The data has been passed on to hospitals to help them deal with the dual threat of influenza and Covid-19 over the coming months.

“The aim of the study was to identify risk factors associated with the infection and identify the demographic distribution most vulnerable to the disease,” said Khalif Jallaf, director of the data and research department at DHA.

“We strongly promote data collection and research with an aim to help devise evidence-based policies to enhance the health sector in Dubai and promote public health and well-being.”

All age groups, gender, nationalities, occupations, education and seasons were considered for the study.

Results showed 84.53 per cent of the total seasonal influenza cases during 2017 to 2019 were handled at the outpatient level.

The remaining cases were considered severe enough to be admitted to hospital.

Rates of influenza have increased since 2017, said the study.

Vulnerable groups and those with existing medical conditions have been advised to get themselves vaccinated.

This includes medics, school staff, pregnant women and children.

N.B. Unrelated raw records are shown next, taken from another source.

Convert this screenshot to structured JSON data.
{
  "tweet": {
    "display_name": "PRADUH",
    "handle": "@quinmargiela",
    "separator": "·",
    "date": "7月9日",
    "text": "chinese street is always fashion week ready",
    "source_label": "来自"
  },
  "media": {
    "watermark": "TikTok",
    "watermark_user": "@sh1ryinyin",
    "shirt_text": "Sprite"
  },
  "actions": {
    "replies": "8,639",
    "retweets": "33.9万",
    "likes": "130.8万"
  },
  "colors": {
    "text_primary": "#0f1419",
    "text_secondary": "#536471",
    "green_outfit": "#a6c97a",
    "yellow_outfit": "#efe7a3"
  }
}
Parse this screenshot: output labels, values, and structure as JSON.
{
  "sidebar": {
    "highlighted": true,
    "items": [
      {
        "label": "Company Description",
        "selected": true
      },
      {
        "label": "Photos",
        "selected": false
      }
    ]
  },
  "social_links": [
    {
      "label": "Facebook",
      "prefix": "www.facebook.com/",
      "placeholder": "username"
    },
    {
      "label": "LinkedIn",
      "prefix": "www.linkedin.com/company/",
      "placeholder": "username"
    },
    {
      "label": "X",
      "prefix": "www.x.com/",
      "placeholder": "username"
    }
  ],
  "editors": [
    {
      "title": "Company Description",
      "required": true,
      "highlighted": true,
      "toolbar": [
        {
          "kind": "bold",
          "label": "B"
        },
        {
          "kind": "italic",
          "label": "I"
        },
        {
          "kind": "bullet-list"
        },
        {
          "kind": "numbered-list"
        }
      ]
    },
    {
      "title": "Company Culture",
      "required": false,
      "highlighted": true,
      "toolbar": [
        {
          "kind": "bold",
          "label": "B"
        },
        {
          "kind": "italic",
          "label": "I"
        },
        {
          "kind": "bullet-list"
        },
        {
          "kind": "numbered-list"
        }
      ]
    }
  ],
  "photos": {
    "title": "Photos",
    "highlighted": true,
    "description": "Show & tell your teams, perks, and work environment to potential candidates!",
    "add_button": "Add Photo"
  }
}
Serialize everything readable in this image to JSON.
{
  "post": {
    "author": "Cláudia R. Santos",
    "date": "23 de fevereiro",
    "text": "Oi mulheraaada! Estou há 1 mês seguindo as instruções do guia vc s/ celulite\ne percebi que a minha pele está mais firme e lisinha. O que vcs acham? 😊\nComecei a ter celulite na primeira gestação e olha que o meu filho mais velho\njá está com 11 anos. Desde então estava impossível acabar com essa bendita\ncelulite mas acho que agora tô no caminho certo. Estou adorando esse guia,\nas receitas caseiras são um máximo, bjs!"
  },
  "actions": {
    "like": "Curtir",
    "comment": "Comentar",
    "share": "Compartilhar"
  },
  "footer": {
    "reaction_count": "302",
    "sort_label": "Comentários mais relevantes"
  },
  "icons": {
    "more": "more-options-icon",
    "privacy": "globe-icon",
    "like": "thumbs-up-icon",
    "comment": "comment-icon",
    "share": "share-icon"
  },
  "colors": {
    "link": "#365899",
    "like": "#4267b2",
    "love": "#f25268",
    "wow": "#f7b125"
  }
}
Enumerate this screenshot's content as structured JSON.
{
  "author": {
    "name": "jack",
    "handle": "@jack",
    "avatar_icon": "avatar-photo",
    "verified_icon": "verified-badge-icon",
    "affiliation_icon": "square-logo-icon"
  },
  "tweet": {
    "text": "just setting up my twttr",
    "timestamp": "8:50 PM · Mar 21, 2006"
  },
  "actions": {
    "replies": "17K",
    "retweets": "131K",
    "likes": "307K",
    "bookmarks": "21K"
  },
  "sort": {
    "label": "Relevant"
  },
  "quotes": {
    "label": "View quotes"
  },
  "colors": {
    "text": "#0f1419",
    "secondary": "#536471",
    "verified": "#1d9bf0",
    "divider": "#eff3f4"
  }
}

Last week, Dr Omar Al Hammadi, spokesman for the federal government, said at a Covid-19 media briefing that people should get a flu jab, to avoid complications should they also catch the coronavirus.

Dr Abdishakur Abdulle, associate director of the Public Health Research Centre at New York University Abu Dhabi, urged the public to remain vigilant this winter as flu symptoms are similar to Covid-19.

“Both seasonal influenza and Covid-19 have similar clinical manifestations; so, this flu season, it is imperative to take the flu vaccine,” he said.

“It can take two weeks after vaccination for antibodies to develop in the body and provide protection against the flu."

Symptoms can be fever, chills, a sore throat, persistent cough and runny nose.

Sufferers also report fatigue and body aches and vomiting.